The federal government shutdown and the remaining uncertainty surrounding the nation's budget has little to do with how much money Americans plan to spend this holiday season, according to a new Gallup poll.
On average, the article says Americans expect to spend $786 on Christmas gifts this year. This figure is similar to their holiday spending estimates in each of the past two years. Last year, poll respondents said they would spent $770.
Also in the results, nearly nine in 10 U.S. adults said they will spend some amount of money this year on Christmas gifts. Underscoring the importance Americans place on holiday gift giving, 30 percent -- identical to last year -- plan to spend at least $1,000, and half plan to spend at least $500. Only 3 percent intend to spend less than $100.
While not great news for the nation's retailers, the response indicates respectable seasonal sales growth. Even in light of the recent government shutdown and the shakeup it caused in consumer confidence, the numbers suggest a nearly 4 percent increase in year-over-year sales. According to the poll, this falls well short of the 6 percent to 8 percent increases seen in better economic times, and lags behind roughly 5 percent increases seen in 2010 and 2011. It is still better than the 2008 and 2009 holiday seasons, when spending barely grew, or even contracted.

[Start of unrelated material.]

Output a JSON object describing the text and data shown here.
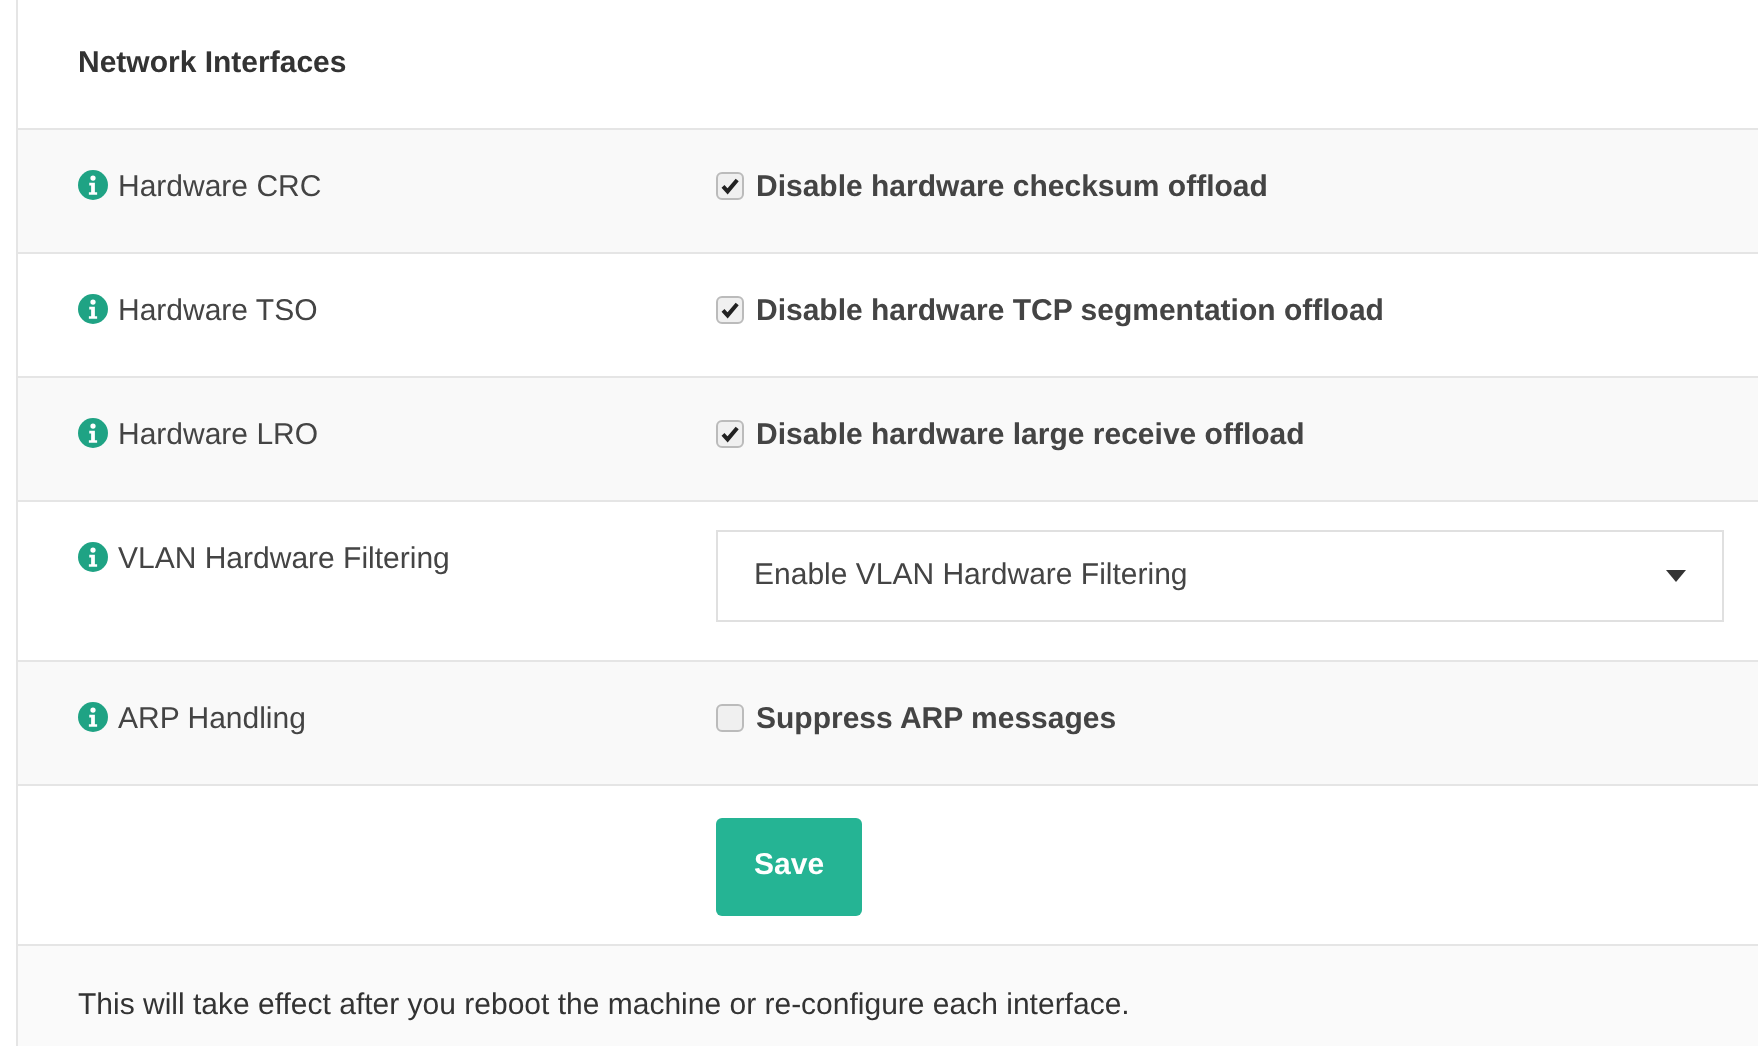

The current figures are based on an Oct. 3-6 Gallup poll, conducted in the first few days of the partial federal government shutdown. That closure, and the partisan stalemate preceding it, caused consumers' attitudes to sour on a number of dimensions, including their confidence in the economy, perceptions of their own standard of living, and their self-reported daily spending.